Provided data.

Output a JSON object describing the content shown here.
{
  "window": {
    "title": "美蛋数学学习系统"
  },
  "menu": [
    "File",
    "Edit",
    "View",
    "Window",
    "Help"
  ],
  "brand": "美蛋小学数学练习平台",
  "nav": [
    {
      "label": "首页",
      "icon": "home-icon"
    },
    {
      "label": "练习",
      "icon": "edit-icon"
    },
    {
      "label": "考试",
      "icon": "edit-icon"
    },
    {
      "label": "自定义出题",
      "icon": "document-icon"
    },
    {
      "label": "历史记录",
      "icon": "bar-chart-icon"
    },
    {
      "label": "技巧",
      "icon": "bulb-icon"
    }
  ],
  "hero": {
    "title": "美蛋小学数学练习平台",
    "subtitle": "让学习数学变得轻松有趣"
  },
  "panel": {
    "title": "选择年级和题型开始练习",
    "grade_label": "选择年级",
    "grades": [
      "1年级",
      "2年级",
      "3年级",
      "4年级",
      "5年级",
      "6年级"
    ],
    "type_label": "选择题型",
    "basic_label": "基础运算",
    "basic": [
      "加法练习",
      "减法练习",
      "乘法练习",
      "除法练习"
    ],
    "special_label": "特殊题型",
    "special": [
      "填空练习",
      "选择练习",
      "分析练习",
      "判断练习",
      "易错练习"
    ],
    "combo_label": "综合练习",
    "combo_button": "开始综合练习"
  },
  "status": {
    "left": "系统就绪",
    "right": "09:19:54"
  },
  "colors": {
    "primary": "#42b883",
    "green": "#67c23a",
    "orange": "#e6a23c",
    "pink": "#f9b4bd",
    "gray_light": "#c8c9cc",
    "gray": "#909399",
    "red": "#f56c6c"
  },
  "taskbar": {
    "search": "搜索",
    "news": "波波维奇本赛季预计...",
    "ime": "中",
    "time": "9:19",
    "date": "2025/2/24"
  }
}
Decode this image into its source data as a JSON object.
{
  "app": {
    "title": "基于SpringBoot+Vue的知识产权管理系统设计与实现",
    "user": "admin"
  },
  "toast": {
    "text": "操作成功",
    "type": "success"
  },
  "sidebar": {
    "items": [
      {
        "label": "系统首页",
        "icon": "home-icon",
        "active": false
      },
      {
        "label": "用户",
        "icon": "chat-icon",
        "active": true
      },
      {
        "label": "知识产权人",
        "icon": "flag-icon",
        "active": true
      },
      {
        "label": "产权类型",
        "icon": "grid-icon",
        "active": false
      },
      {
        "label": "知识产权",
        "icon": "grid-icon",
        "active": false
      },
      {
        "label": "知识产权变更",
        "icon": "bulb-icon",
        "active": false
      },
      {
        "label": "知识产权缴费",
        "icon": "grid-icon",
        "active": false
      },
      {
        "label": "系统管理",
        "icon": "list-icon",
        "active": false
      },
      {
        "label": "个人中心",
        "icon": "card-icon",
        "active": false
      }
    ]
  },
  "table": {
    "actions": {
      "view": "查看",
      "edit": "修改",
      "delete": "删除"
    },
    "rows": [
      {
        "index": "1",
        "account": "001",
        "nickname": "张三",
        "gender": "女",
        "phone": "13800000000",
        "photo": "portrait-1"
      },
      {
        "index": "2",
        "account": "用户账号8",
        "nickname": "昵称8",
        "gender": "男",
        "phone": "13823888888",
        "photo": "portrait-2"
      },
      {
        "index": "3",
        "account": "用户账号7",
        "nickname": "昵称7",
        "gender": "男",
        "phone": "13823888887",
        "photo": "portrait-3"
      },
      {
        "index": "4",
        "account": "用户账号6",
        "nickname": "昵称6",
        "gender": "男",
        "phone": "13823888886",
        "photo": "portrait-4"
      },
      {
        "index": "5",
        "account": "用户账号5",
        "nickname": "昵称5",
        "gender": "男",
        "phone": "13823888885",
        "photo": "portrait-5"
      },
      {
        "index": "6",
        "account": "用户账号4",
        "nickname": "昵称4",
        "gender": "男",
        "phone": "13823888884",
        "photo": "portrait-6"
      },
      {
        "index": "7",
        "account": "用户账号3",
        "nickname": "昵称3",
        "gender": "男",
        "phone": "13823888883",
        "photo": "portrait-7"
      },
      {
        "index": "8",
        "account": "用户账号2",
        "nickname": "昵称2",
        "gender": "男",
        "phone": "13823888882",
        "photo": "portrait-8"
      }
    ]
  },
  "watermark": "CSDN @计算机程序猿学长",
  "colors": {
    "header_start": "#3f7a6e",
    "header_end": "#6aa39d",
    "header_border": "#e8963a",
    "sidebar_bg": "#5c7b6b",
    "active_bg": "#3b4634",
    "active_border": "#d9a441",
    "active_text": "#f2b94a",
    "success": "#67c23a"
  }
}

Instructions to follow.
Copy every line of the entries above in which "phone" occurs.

Output of the exercise.
        "phone": "13800000000",
        "phone": "13823888888",
        "phone": "13823888887",
        "phone": "13823888886",
        "phone": "13823888885",
        "phone": "13823888884",
        "phone": "13823888883",
        "phone": "13823888882",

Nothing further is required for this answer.